A national bestseller in Canada, Alicia Elliott explores her life spent between Indigenous and white communities and the ongoing effects of personal, intergenerational, and colonial traumas that she and so many Native people have experienced.
Her debut essay collection navigates the deeply personal and that which all settlers in Canada and the U.S. should already know—their implication with racism—with depth, wit and never-ending heart. This is not an easy collection to read ... Yet, Elliott’s first collection also—as most inspections of the very painful do—brims with sharp humour and a love that radiates off the page ... [in] the last essay...the reader cannot distance themselves from direct address. Here, Elliott asks us to review the previous essays, to fully implicate ourselves in this narrative of colonial Canada, colonial America, and the colonized mind. In a word, that feat is, exceptional. How we readers react in our own minds and our active lives dictates our engagement in the process that is decolonial love and antiracism; Alicia Elliott has shown us her mind and life and process in stark, beautiful detail.
... she tells the impassioned, wrenching story of the mental health crisis within her own family and community ... Elliott uses the symbol of the Two Row Wampum—a beaded belt whose rows of purple and white represent the parallel, amicable paths the Haudenosaunee and the Europeans initially agreed to take—as a moving metaphor for the love between herself and her white husband (and the aforementioned father of her child), Mike. Unfortunately, she only scratches the surface of this fascinating history ... Throughout the book Elliott sketches a broad-strokes map of Native brokenness ... Midway, you think that you’ve read the worst that has happened to this author, but the floor drops yet again. Her book is a searing cry to stanch the bleeding.
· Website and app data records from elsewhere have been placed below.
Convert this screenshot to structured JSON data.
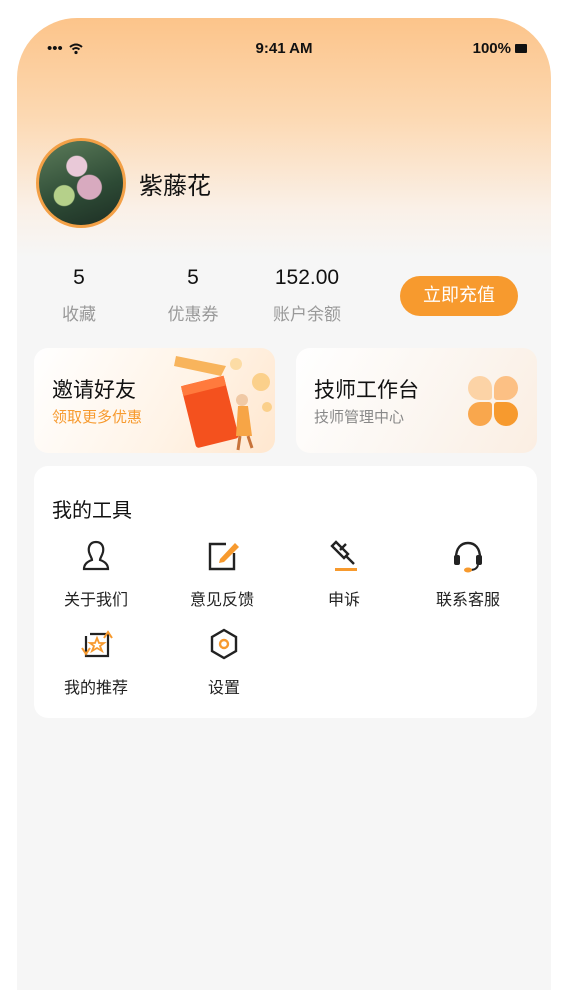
{
  "status_bar": {
    "signal": "•••",
    "time": "9:41 AM",
    "battery": "100%"
  },
  "profile": {
    "name": "紫藤花"
  },
  "stats": [
    {
      "value": "5",
      "label": "收藏"
    },
    {
      "value": "5",
      "label": "优惠券"
    },
    {
      "value": "152.00",
      "label": "账户余额"
    }
  ],
  "recharge_label": "立即充值",
  "invite_card": {
    "title": "邀请好友",
    "subtitle": "领取更多优惠"
  },
  "tech_card": {
    "title": "技师工作台",
    "subtitle": "技师管理中心"
  },
  "tools": {
    "title": "我的工具",
    "items": [
      {
        "label": "关于我们",
        "icon": "user-icon"
      },
      {
        "label": "意见反馈",
        "icon": "edit-icon"
      },
      {
        "label": "申诉",
        "icon": "gavel-icon"
      },
      {
        "label": "联系客服",
        "icon": "headset-icon"
      },
      {
        "label": "我的推荐",
        "icon": "recommend-icon"
      },
      {
        "label": "设置",
        "icon": "settings-icon"
      }
    ]
  },
  "colors": {
    "accent": "#f79a2e",
    "header_top": "#fcc48a",
    "background": "#f6f6f6"
  }
}
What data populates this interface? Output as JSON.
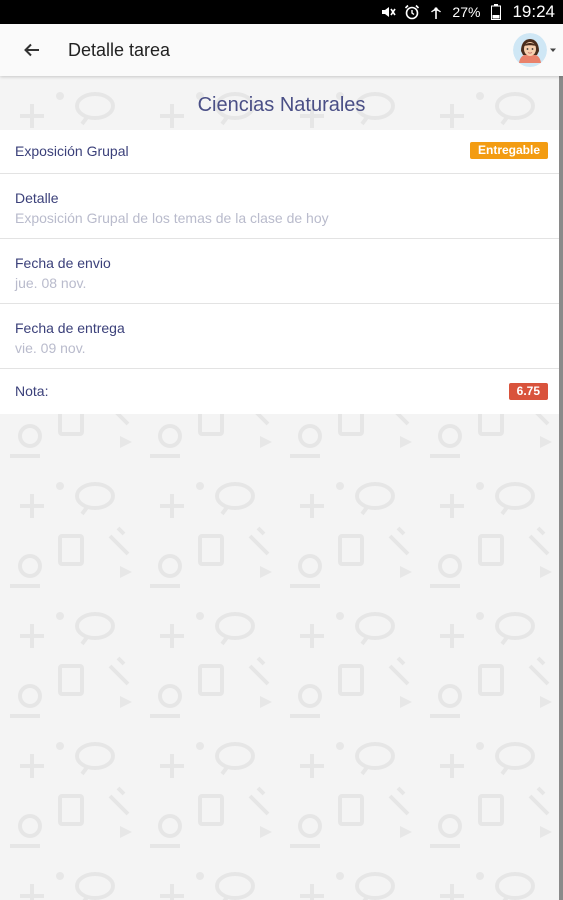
{
  "status_bar": {
    "battery": "27%",
    "time": "19:24",
    "icons": [
      "mute-icon",
      "alarm-icon",
      "signal-icon",
      "battery-icon"
    ]
  },
  "app_bar": {
    "title": "Detalle tarea",
    "back_icon": "arrow-back-icon",
    "avatar_icon": "user-avatar-icon"
  },
  "subject": "Ciencias Naturales",
  "task": {
    "name": "Exposición Grupal",
    "status_badge": "Entregable",
    "status_color": "#f39c12",
    "detail_label": "Detalle",
    "detail_value": "Exposición Grupal de los temas de la clase de hoy",
    "sent_label": "Fecha de envio",
    "sent_value": "jue. 08 nov.",
    "due_label": "Fecha de entrega",
    "due_value": "vie. 09 nov.",
    "grade_label": "Nota:",
    "grade_value": "6.75",
    "grade_color": "#d9533c"
  }
}
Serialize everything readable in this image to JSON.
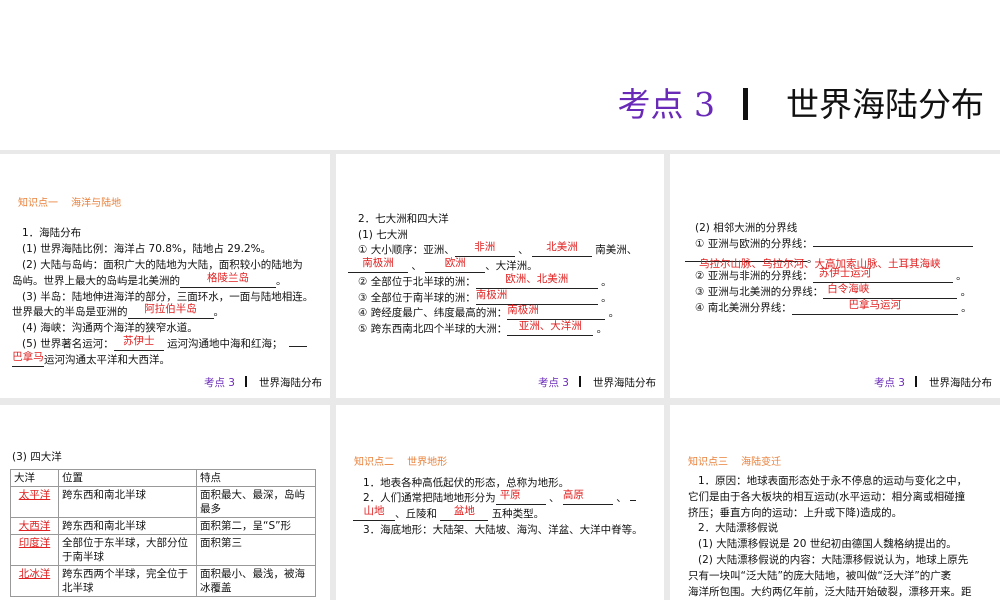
{
  "title": {
    "prefix": "考点 3",
    "main": "世界海陆分布"
  },
  "footer": {
    "prefix": "考点 3",
    "main": "世界海陆分布"
  },
  "p1": {
    "heading": "知识点一　 海洋与陆地",
    "l1": "1．海陆分布",
    "l2": "(1) 世界海陆比例：海洋占 70.8%，陆地占 29.2%。",
    "l3": "(2) 大陆与岛屿：面积广大的陆地为大陆，面积较小的陆地为",
    "l4a": "岛屿。世界上最大的岛屿是北美洲的",
    "a1": "格陵兰岛",
    "l5": "(3) 半岛：陆地伸进海洋的部分，三面环水，一面与陆地相连。",
    "l6a": "世界最大的半岛是亚洲的",
    "a2": "阿拉伯半岛",
    "l7": "(4) 海峡：沟通两个海洋的狭窄水道。",
    "l8a": "(5) 世界著名运河：",
    "a3": "苏伊士",
    "l8b": "运河沟通地中海和红海；",
    "a4": "巴拿马",
    "l9b": "运河沟通太平洋和大西洋。"
  },
  "p2": {
    "l1": "2．七大洲和四大洋",
    "l2": "(1) 七大洲",
    "l3a": "① 大小顺序：亚洲、",
    "a1": "非洲",
    "a2": "北美洲",
    "l3b": "南美洲、",
    "a3": "南极洲",
    "a4": "欧洲",
    "l4b": "、大洋洲。",
    "l5a": "② 全部位于北半球的洲：",
    "a5": "欧洲、北美洲",
    "l6a": "③ 全部位于南半球的洲：",
    "a6": "南极洲",
    "l7a": "④ 跨经度最广、纬度最高的洲：",
    "a7": "南极洲",
    "l8a": "⑤ 跨东西南北四个半球的大洲：",
    "a8": "亚洲、大洋洲"
  },
  "p3": {
    "l1": "(2) 相邻大洲的分界线",
    "l2a": "① 亚洲与欧洲的分界线：",
    "a1": "乌拉尔山脉、乌拉尔河、大高加索山脉、土耳其海峡",
    "l4a": "② 亚洲与非洲的分界线：",
    "a2": "苏伊士运河",
    "l5a": "③ 亚洲与北美洲的分界线：",
    "a3": "白令海峡",
    "l6a": "④ 南北美洲分界线：",
    "a4": "巴拿马运河"
  },
  "p4": {
    "heading": "(3) 四大洋",
    "headers": [
      "大洋",
      "位置",
      "特点"
    ],
    "rows": [
      [
        "太平洋",
        "跨东西和南北半球",
        "面积最大、最深，岛屿最多"
      ],
      [
        "大西洋",
        "跨东西和南北半球",
        "面积第二，呈“S”形"
      ],
      [
        "印度洋",
        "全部位于东半球，大部分位于南半球",
        "面积第三"
      ],
      [
        "北冰洋",
        "跨东西两个半球，完全位于北半球",
        "面积最小、最浅，被海冰覆盖"
      ]
    ]
  },
  "p5": {
    "heading": "知识点二　 世界地形",
    "l1": "1．地表各种高低起伏的形态，总称为地形。",
    "l2a": "2．人们通常把陆地地形分为",
    "a1": "平原",
    "a2": "高原",
    "a3": "山地",
    "l3b": "、丘陵和",
    "a4": "盆地",
    "l3c": "五种类型。",
    "l4": "3．海底地形：大陆架、大陆坡、海沟、洋盆、大洋中脊等。"
  },
  "p6": {
    "heading": "知识点三　 海陆变迁",
    "l1": "1．原因：地球表面形态处于永不停息的运动与变化之中，",
    "l2": "它们是由于各大板块的相互运动(水平运动：相分离或相碰撞",
    "l3": "挤压；垂直方向的运动：上升或下降)造成的。",
    "l4": "2．大陆漂移假说",
    "l5": "(1) 大陆漂移假说是 20 世纪初由德国人魏格纳提出的。",
    "l6": "(2) 大陆漂移假说的内容：大陆漂移假说认为，地球上原先",
    "l7": "只有一块叫“泛大陆”的庞大陆地，被叫做“泛大洋”的广袤",
    "l8": "海洋所包围。大约两亿年前，泛大陆开始破裂，漂移开来。距"
  }
}
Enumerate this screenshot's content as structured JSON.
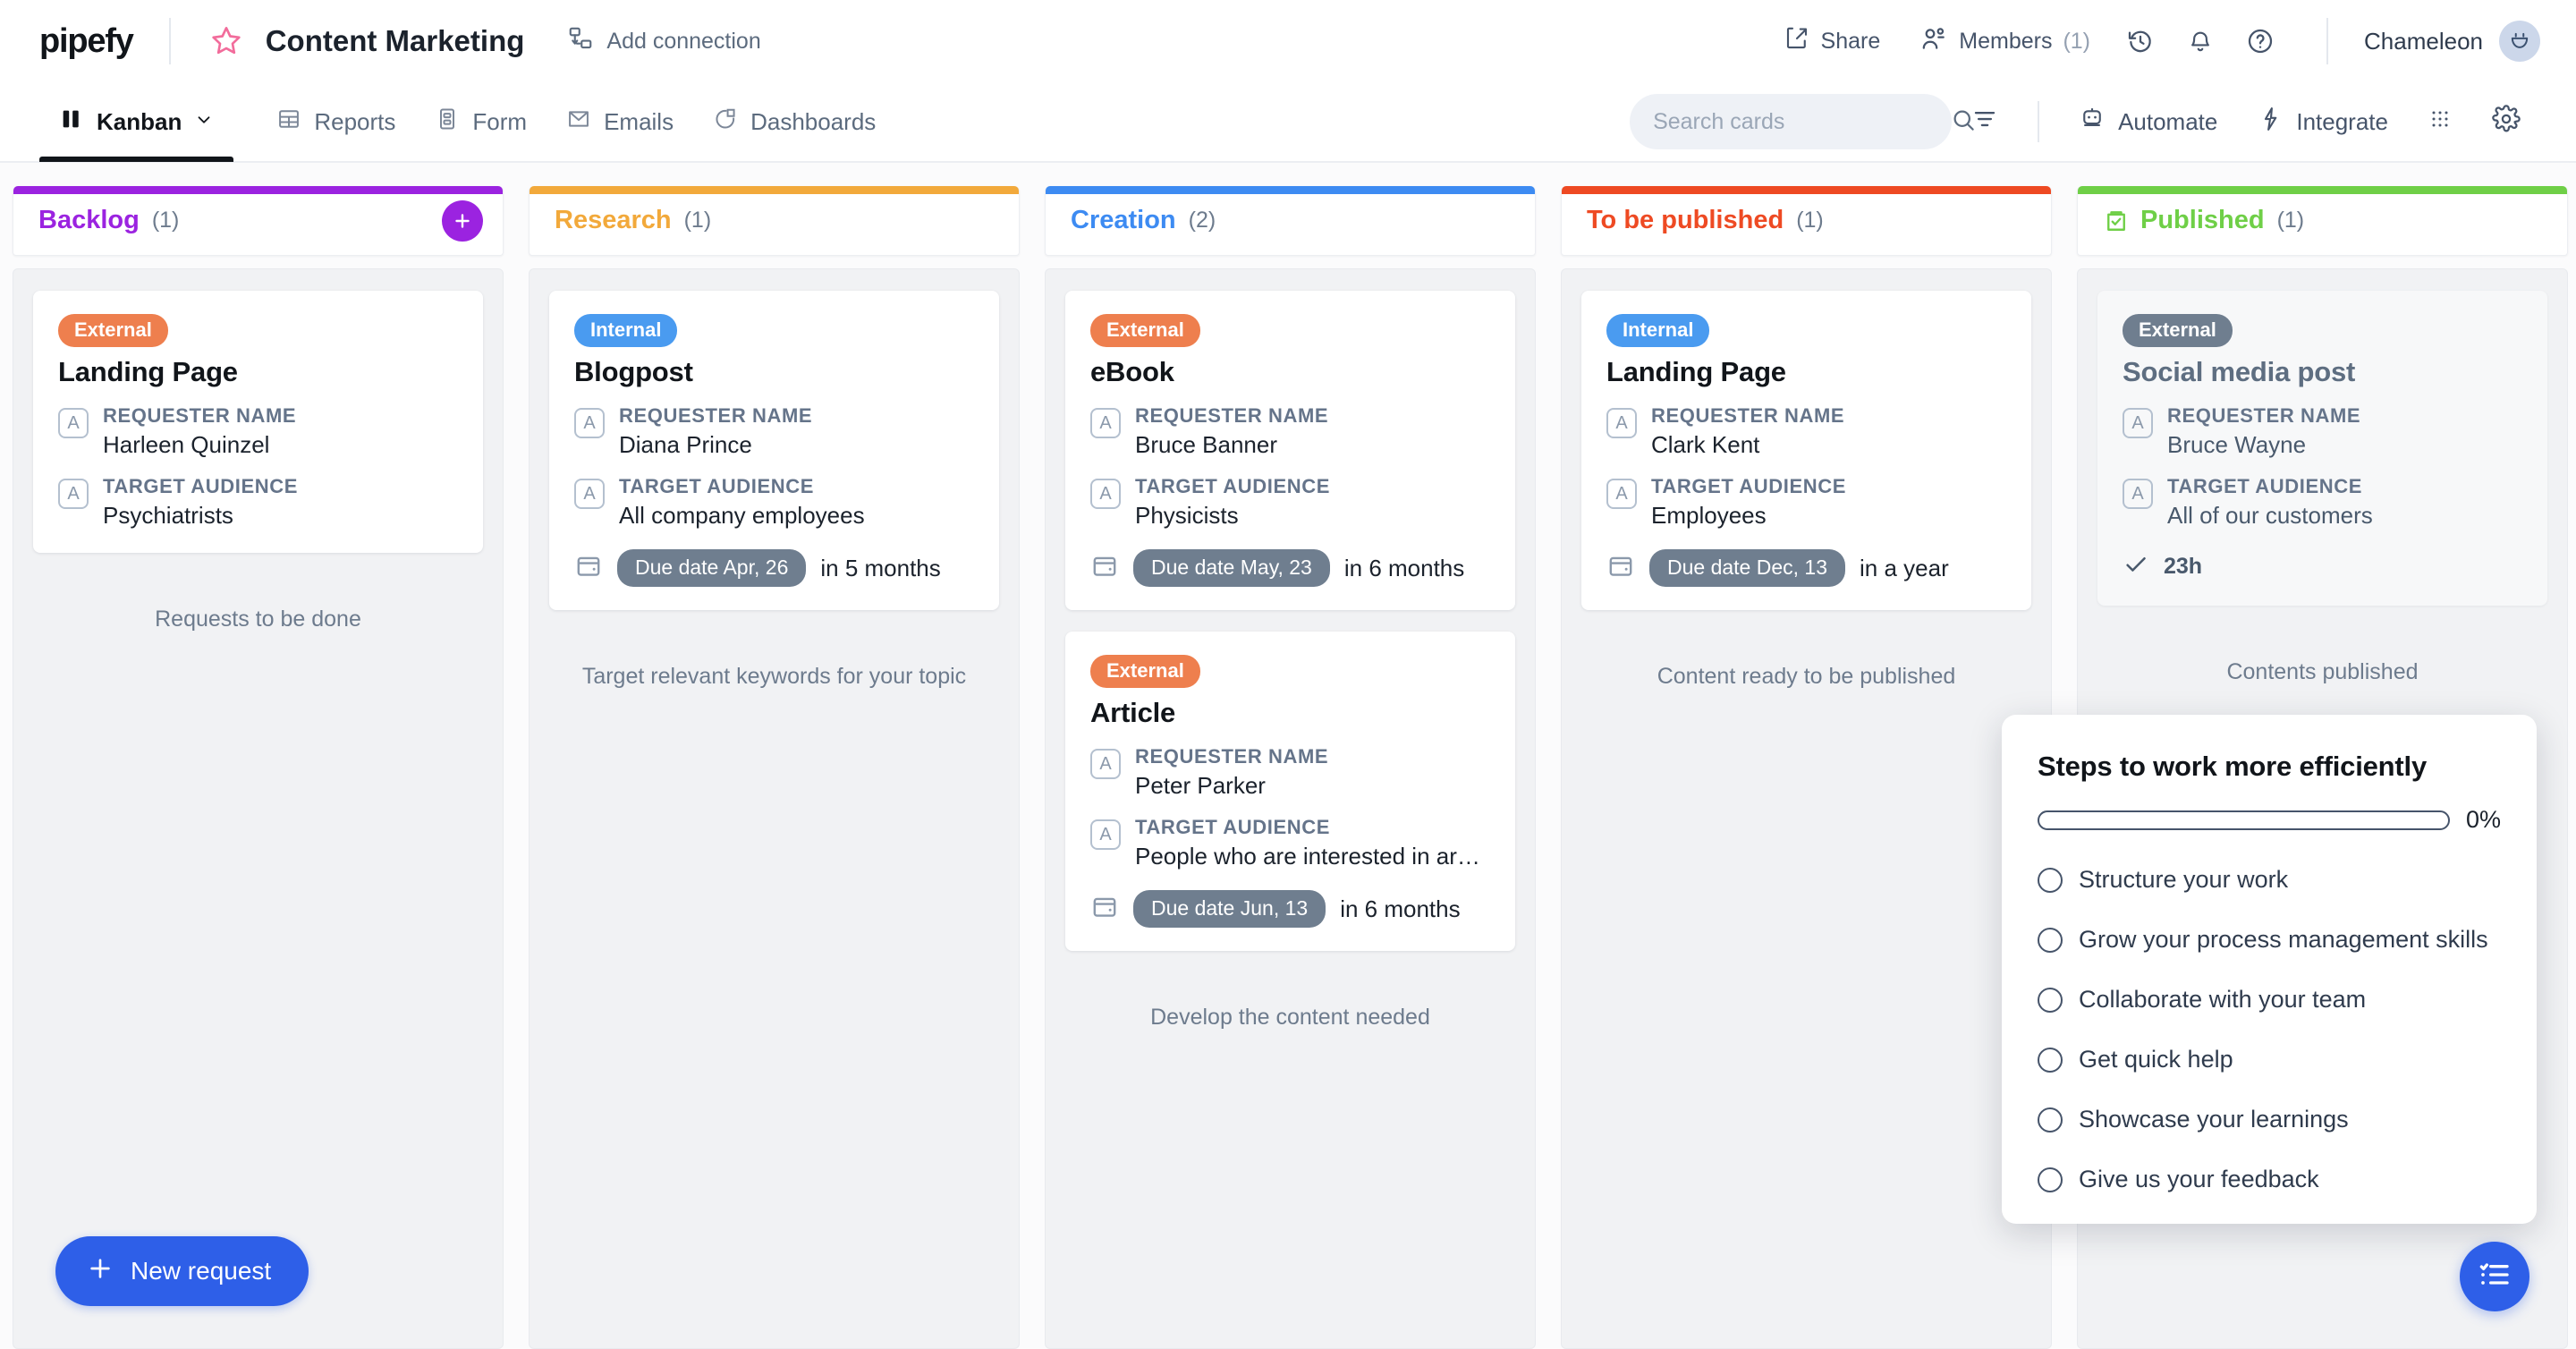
{
  "header": {
    "logo": "pipefy",
    "pipe_title": "Content Marketing",
    "add_connection": "Add connection",
    "share": "Share",
    "members": "Members",
    "members_count": "(1)",
    "user_name": "Chameleon",
    "icons": {
      "star": "star-icon",
      "connection": "connection-icon",
      "share": "share-icon",
      "members": "members-icon",
      "history": "history-icon",
      "bell": "bell-icon",
      "help": "help-icon",
      "avatar": "smiley-avatar-icon"
    }
  },
  "toolbar": {
    "tabs": [
      {
        "label": "Kanban",
        "icon": "kanban-icon",
        "active": true,
        "has_chevron": true
      },
      {
        "label": "Reports",
        "icon": "reports-icon",
        "active": false
      },
      {
        "label": "Form",
        "icon": "form-icon",
        "active": false
      },
      {
        "label": "Emails",
        "icon": "emails-icon",
        "active": false
      },
      {
        "label": "Dashboards",
        "icon": "dashboards-icon",
        "active": false
      }
    ],
    "search_placeholder": "Search cards",
    "search_value": "",
    "filter_icon": "filter-icon",
    "automate": "Automate",
    "integrate": "Integrate",
    "apps_icon": "apps-grid-icon",
    "settings_icon": "gear-icon"
  },
  "colors": {
    "backlog": "#9B23E0",
    "research": "#F2A93B",
    "creation": "#3D8BF2",
    "to_be_published": "#EE4A23",
    "published": "#6FCF47",
    "badge_external": "#EE7F4E",
    "badge_internal": "#4A9BF0",
    "badge_done": "#6F7E8F",
    "due_pill": "#6F7E8F",
    "primary_blue": "#2E5FE8"
  },
  "board": {
    "columns": [
      {
        "name": "Backlog",
        "count": "(1)",
        "accent": "#9B23E0",
        "name_color": "#9B23E0",
        "has_add": true,
        "icon": null,
        "hint": "Requests to be done",
        "cards": [
          {
            "badge": "External",
            "badge_type": "external",
            "title": "Landing Page",
            "fields": [
              {
                "icon": "A",
                "label": "REQUESTER NAME",
                "value": "Harleen Quinzel"
              },
              {
                "icon": "A",
                "label": "TARGET AUDIENCE",
                "value": "Psychiatrists"
              }
            ],
            "due_pill": null,
            "due_rel": null,
            "done_time": null
          }
        ]
      },
      {
        "name": "Research",
        "count": "(1)",
        "accent": "#F2A93B",
        "name_color": "#F2A93B",
        "has_add": false,
        "icon": null,
        "hint": "Target relevant keywords for your topic",
        "cards": [
          {
            "badge": "Internal",
            "badge_type": "internal",
            "title": "Blogpost",
            "fields": [
              {
                "icon": "A",
                "label": "REQUESTER NAME",
                "value": "Diana Prince"
              },
              {
                "icon": "A",
                "label": "TARGET AUDIENCE",
                "value": "All company employees"
              }
            ],
            "due_pill": "Due date Apr, 26",
            "due_rel": "in 5 months",
            "done_time": null
          }
        ]
      },
      {
        "name": "Creation",
        "count": "(2)",
        "accent": "#3D8BF2",
        "name_color": "#3D8BF2",
        "has_add": false,
        "icon": null,
        "hint": "Develop the content needed",
        "cards": [
          {
            "badge": "External",
            "badge_type": "external",
            "title": "eBook",
            "fields": [
              {
                "icon": "A",
                "label": "REQUESTER NAME",
                "value": "Bruce Banner"
              },
              {
                "icon": "A",
                "label": "TARGET AUDIENCE",
                "value": "Physicists"
              }
            ],
            "due_pill": "Due date May, 23",
            "due_rel": "in 6 months",
            "done_time": null
          },
          {
            "badge": "External",
            "badge_type": "external",
            "title": "Article",
            "fields": [
              {
                "icon": "A",
                "label": "REQUESTER NAME",
                "value": "Peter Parker"
              },
              {
                "icon": "A",
                "label": "TARGET AUDIENCE",
                "value": "People who are interested in arach..."
              }
            ],
            "due_pill": "Due date Jun, 13",
            "due_rel": "in 6 months",
            "done_time": null
          }
        ]
      },
      {
        "name": "To be published",
        "count": "(1)",
        "accent": "#EE4A23",
        "name_color": "#EE4A23",
        "has_add": false,
        "icon": null,
        "hint": "Content ready to be published",
        "cards": [
          {
            "badge": "Internal",
            "badge_type": "internal",
            "title": "Landing Page",
            "fields": [
              {
                "icon": "A",
                "label": "REQUESTER NAME",
                "value": "Clark Kent"
              },
              {
                "icon": "A",
                "label": "TARGET AUDIENCE",
                "value": "Employees"
              }
            ],
            "due_pill": "Due date Dec, 13",
            "due_rel": "in a year",
            "done_time": null
          }
        ]
      },
      {
        "name": "Published",
        "count": "(1)",
        "accent": "#6FCF47",
        "name_color": "#6FCF47",
        "has_add": false,
        "icon": "checkbox-done-icon",
        "hint": "Contents published",
        "cards": [
          {
            "badge": "External",
            "badge_type": "done",
            "title": "Social media post",
            "done": true,
            "fields": [
              {
                "icon": "A",
                "label": "REQUESTER NAME",
                "value": "Bruce Wayne"
              },
              {
                "icon": "A",
                "label": "TARGET AUDIENCE",
                "value": "All of our customers"
              }
            ],
            "due_pill": null,
            "due_rel": null,
            "done_time": "23h"
          }
        ]
      }
    ]
  },
  "new_request_button": "New request",
  "onboarding": {
    "title": "Steps to work more efficiently",
    "progress_pct": "0%",
    "progress_value": 0,
    "steps": [
      "Structure your work",
      "Grow your process management skills",
      "Collaborate with your team",
      "Get quick help",
      "Showcase your learnings",
      "Give us your feedback"
    ]
  },
  "fab_icon": "checklist-icon"
}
Elliott's essays...[are] elegantly written, constructed with a fine attention to style while remaining rooted in a profoundly honest, unalloyed anger ... Elliott also delivers stand-out critiques of racism and tokenism in literature, and the narrow and stereotypical caricatures which colonial literary circuits produce ... While her personal essays are profoundly moving and deeply important, Elliott is at her best in these critical essays, drawing on Indigenous and anti-colonial analysis to pry open innovative insights on creative endeavors like literature and photography, and the ways in which they aid and abet the political operations of colonialism when allowed to operate unchallenged ... Innovative and insightful, Elliott's work reveals an important dedication not just to content but to style, an often neglected element in today's burgeoning marketplace of personal essay collections.